— Directions —
From the entries that follow, extract each line holding the string "Katarzyna".

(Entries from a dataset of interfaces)
Start of Block

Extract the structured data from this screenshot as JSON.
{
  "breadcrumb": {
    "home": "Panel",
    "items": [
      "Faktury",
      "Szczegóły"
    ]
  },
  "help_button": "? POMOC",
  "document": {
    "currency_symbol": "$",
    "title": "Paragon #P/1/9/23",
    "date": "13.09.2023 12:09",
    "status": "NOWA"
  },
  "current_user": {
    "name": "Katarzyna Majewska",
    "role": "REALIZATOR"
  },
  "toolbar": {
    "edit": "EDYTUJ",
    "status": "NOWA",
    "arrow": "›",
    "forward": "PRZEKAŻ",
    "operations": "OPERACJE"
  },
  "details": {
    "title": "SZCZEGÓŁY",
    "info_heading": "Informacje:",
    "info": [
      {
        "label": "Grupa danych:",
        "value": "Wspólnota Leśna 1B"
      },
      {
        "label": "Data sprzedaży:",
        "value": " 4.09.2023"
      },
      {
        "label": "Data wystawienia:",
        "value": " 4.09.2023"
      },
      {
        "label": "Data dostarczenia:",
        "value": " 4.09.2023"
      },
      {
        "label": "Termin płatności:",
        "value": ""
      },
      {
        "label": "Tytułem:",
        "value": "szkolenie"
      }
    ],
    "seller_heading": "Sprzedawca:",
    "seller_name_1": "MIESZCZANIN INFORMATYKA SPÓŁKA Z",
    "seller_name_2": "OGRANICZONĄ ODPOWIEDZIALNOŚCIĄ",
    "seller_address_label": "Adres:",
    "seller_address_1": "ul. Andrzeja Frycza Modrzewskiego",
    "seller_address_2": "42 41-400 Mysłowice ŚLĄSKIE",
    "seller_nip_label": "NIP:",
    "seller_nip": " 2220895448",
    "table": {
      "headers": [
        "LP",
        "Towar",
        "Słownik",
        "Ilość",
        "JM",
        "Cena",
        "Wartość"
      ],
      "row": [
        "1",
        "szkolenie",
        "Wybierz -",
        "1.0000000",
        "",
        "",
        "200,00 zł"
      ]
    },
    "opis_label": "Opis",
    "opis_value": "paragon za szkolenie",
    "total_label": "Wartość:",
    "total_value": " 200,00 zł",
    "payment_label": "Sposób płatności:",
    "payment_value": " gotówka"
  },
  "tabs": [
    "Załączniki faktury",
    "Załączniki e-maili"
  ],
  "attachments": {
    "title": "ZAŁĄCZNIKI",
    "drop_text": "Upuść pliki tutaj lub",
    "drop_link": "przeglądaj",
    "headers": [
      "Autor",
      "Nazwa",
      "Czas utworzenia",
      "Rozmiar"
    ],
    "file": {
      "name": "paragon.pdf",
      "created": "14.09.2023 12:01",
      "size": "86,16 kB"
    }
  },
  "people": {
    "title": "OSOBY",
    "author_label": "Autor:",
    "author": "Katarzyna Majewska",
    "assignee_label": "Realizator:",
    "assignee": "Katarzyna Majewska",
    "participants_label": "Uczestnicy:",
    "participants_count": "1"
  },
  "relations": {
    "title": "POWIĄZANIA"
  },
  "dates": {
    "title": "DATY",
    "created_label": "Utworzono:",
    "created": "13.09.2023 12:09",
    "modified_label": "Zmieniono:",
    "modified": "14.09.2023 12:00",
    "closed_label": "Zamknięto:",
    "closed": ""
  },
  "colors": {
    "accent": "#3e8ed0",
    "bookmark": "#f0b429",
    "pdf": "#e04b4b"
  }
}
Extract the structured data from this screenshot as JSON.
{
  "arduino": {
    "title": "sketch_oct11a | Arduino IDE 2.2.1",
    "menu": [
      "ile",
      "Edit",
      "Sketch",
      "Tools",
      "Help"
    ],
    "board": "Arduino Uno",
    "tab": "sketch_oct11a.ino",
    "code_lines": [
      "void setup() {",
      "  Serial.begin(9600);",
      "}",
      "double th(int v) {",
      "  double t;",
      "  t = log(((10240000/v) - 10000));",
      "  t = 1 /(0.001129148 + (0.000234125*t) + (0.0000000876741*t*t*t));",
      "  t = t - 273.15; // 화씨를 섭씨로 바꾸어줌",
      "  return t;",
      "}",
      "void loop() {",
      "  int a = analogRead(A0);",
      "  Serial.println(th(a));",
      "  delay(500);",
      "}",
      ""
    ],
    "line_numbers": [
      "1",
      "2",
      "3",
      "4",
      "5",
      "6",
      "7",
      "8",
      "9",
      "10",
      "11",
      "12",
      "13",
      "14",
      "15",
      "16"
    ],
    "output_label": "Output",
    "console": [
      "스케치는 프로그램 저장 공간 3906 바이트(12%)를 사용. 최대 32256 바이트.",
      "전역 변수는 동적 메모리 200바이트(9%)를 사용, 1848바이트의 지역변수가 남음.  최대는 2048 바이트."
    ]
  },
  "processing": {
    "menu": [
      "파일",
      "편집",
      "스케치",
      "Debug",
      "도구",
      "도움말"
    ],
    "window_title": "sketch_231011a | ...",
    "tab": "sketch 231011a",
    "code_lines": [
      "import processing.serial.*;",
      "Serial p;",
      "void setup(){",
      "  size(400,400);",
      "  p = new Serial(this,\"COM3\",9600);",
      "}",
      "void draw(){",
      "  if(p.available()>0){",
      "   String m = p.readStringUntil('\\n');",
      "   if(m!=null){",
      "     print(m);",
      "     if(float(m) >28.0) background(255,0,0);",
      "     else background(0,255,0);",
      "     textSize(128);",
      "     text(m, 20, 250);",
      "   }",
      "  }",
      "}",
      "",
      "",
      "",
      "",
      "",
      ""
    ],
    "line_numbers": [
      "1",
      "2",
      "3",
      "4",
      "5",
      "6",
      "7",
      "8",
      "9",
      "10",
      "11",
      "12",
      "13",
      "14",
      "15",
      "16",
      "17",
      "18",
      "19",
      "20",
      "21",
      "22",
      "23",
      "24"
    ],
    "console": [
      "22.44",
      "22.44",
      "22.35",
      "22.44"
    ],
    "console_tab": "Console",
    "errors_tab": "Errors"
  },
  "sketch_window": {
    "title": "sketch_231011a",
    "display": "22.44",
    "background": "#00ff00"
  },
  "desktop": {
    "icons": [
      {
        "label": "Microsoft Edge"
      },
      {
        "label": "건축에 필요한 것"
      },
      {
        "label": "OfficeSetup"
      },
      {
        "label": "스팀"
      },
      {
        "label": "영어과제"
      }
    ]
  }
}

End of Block

— Reply to the exercise —
    "name": "Katarzyna Majewska",
    "author": "Katarzyna Majewska",
    "assignee": "Katarzyna Majewska",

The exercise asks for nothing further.